This project aims to scale up dam removals along the Odeleite River, as well as additional removals in the nearby Vascão River. These removals would help to build stronger relationships with local and national decision-makers for future removal projects.
The Algarve is the most Southern and driest region of Portugal. The Vascão River is part of a national Protected Area (Guadiana Valley) and is a Site of Community Importance (Natura 2000), and a Ramsar site, being considered the biggest river without artificial interruptions such as dams or reservoirs in Portugal. The Odeleite River is partially within Caldeirão SCI and not far from the same national Protected Area (Guadiana Valley) and a Ramsar site (Castro Marim salt marshes). The landscape is mostly characterized by Mediterranean scrubland and very low population density. Numerous archaeological remains from the Roman and Islamic periods are found in the area surrounding the Vascão River. Crucially, these two rivers host one of the few, remnant populations of the Spanish minnowcarp – the most endangered non-migratory fish species in Portuguese freshwaters, endemic to the Guadiana river basin – as well as other threatened fish species, the migratory European eel and sea lamprey, as well as several species of riparian birds, and iconic mammals such as the fish-eating otter and the endemic and endangered Iberian lynx.
|Vascão and Odeleite
|Potential km to be opened up
|Anaecypris hispanica, Anguilla anguilla, Petromyzon marinus, Lutra lutra, Lynx pardinus

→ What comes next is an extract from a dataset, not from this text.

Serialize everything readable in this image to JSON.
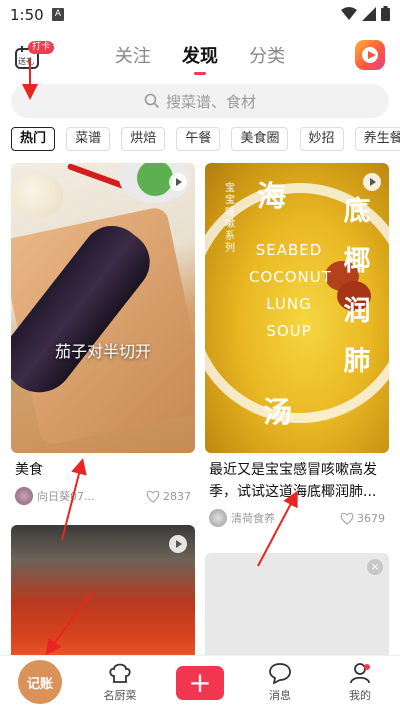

|Barrier identification and prioritisation
Most of the barriers described in this project were prioritised for removal by a ministerial report and/or by the ICNF, the national authority for Nature and Forests Conservation. One of these barriers on the Vascão River was recently removed by the ICNF itself. Most (if not all) of these barriers appear to belong to the Municipality of Alcoutim, which is already partnering with ANP|WWF on the Galaxes weir removal.
This project is intended to significantly scale up the operations realised in Galexes Weir Removal project by aiming to remove two additional barriers in the same river (Odeleite River), and 12 weirs on the Vascão River – the two rivers that together host the only surviving populations in Portugal of the most endangered, non-migratory freshwater fish species, the Spanish minnowcarp (globally endangered).
These removals have the potential to restore 93 kms of free flowing river and significantly improve the habitat for – and therefore help conserve – the Spanish minnowcarp. The removals will also benefit the critically-endangered European eel and give a boost to other native species of conservation concern, including several fish species, as well as iconic mammals, such as the Iberian lynx and the otter.
This project aims to scale up the single barrier removal targeted by the project Galaxes Weir Removal, preparing the path for further removals in the same river (Odeleite River), as well as additional removals in the nearby Vascão River. These removals would help to build stronger relationships with decision makers in the area and at national level and possibly gain commitments from them for future removal projects, both locally and nationally.
Overall, the project has the potential to restore the fluvial connectivity of more than 90 km of rivers, which would considerably contribute to the conservation of the endangered Spanish minnowcarp and the migratory European eel and Sea lamprey. The removals would also improve recreational activities in the area including fishing, hiking, and other traditional activities, which in turn would help developing tourism associated with the Natural Park of Guadiana Valley, as well as coastal tourist resorts in the Algarve. Also, by restoring the fluvial continuity, and in turn allowing ecological conditions for healthier fish populations, the removals would benefit local fishermen and the economy related to the consumption of freshwater fish, which are appreciated in local gastronomy.
The project will allow research visits to the barriers, confirmation of their owners, studies on the feasibility of removing all the barriers, meetings with local community and the Municipality of Alcoutim to discuss the removals, securing the necessary authorisations, contracting a construction company to prepare demolition and river design plans and provide invoice estimates, application for funding the removals, and efforts to secure co-funding from existing legislation or strategies.
Municipality of Alcoutim